Score: Go Fish ?


  • Looked around my room for an idea
  • Saw deck of cards on my desk
  • Thought about what game to play with those cards
  • Then thought , “What if you can’t see your cards”
  • Immediately go fish came to mind


Go fish?


Get a standard deck of cards

Shuffle deck of cards

Give each player 5 cards

*They can not look at their cards

Instead pick up your cards and have them face your opponent 

The youngest goes first

Take a card from your opponent 

You can either ask if you have a card or 

You can ask if you have a pair in your hand



After testing the game, we realized how you can easily get a pair but not even know it. 

Let’s say you steal an opponent’s card to make a pair, but they also have a pair of that card in their hand. What do you do? 

How far does your integrity go?

Making roommate play my game.


Artists Statement:

My goal from the beginning was to create a game that was simple yet had an interesting twist on an already existing playable game. I was inspired by all of the chess scores and some of the readings.
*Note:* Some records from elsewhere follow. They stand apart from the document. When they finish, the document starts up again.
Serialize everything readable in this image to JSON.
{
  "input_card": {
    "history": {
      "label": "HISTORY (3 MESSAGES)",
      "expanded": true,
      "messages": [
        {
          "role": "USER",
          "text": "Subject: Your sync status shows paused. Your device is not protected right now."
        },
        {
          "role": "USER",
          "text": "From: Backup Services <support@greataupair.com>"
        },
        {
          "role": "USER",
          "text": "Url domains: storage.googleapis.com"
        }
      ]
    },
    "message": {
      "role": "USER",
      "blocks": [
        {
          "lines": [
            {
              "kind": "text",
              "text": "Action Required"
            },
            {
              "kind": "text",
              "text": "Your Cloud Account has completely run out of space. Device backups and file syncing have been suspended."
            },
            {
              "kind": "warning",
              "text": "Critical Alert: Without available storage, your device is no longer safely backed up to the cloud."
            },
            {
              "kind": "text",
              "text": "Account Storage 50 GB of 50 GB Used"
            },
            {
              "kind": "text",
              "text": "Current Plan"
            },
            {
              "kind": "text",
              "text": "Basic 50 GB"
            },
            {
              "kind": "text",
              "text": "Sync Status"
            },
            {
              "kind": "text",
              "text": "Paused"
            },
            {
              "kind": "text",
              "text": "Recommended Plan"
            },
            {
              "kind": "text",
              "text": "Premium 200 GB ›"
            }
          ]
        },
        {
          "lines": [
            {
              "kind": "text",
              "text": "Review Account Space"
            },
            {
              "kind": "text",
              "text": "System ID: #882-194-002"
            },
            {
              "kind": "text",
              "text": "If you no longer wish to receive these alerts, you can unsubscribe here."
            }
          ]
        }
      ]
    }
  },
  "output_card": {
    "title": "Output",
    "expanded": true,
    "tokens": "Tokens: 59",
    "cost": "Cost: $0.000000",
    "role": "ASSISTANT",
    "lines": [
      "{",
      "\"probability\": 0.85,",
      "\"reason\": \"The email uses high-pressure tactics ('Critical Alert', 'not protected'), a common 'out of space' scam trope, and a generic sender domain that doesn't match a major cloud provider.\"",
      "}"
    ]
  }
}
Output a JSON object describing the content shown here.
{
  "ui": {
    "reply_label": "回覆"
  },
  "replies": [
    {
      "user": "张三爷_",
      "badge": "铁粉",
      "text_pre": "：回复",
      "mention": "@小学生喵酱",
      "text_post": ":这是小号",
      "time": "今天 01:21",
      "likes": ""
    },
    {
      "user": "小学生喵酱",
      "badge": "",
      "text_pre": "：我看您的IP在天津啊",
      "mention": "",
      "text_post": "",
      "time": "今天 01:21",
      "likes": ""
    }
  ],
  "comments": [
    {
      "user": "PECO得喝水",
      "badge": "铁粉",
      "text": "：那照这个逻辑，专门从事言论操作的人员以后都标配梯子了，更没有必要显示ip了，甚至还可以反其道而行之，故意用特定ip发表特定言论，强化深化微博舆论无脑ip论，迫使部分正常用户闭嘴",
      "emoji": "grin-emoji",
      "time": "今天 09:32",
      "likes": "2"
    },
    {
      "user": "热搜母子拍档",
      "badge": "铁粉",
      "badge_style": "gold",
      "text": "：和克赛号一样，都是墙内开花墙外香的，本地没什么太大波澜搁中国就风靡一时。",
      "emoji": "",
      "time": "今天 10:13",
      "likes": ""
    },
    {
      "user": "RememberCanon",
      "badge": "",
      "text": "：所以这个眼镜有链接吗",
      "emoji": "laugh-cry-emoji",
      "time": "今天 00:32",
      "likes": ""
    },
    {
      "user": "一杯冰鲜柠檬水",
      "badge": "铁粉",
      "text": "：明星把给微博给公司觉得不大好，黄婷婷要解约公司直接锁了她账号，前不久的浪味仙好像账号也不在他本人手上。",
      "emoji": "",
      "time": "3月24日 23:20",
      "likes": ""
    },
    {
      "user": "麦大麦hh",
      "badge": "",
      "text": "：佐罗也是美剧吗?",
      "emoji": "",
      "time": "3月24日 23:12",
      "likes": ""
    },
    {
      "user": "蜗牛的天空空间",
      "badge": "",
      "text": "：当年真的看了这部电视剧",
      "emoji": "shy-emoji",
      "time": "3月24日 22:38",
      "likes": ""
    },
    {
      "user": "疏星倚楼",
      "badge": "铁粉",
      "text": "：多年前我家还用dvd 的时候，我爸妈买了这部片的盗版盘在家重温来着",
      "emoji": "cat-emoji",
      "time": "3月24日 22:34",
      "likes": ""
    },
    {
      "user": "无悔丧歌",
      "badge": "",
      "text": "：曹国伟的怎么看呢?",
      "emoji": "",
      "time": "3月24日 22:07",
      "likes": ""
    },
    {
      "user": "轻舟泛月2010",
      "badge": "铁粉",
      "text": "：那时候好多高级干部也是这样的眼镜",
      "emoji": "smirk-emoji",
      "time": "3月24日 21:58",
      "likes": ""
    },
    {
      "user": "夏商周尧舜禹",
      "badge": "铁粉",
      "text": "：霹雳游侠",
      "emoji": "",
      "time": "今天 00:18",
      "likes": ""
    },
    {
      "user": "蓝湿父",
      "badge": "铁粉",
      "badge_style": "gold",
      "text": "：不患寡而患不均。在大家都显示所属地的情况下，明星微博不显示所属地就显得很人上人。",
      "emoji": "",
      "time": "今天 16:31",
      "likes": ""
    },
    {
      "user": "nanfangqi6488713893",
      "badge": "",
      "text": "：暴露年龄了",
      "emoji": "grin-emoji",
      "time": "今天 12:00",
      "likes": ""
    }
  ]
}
I was especially inspired by Essential Questions of Life Chapter 3, when they showed artwork of objects that already existed but made it useless. I really liked the concept of re-inventing an existing idea but with an interesting spin. That’s when I looked at my deck of cards and thought “How can I introduce an interesting twist to a well known card game?” One of the first games that I thought of was Go Fish because it is a very simple game to play, and it is very important to know what cards you have to get the sets that you need. White chess was a big inspiration to me because it took a very well known game and added one simple change that completely altered the way the game was played.. Everything was white. Similarly, I wanted to change Go Fish. That’s when I had the idea; What if you were not able to see your own cards? I have to admit I thought that it was going to be impossible or extremely difficult to play, but my roommate and I were able to have fun playing the game. Although Go Fish? is a relatively straightforward game, there is still room for interpretation between players. Players are able to decide how they want to play the game and can even add their own rules or playstyles if they want. In creating Go Fish? My goal was to create a game that was both enjoyable and easy to learn and play. I really hope that my game was able to accomplish those goals, and will allow people to see more games in new ways, and create ways to change the game by adding or changing the fundamental rules.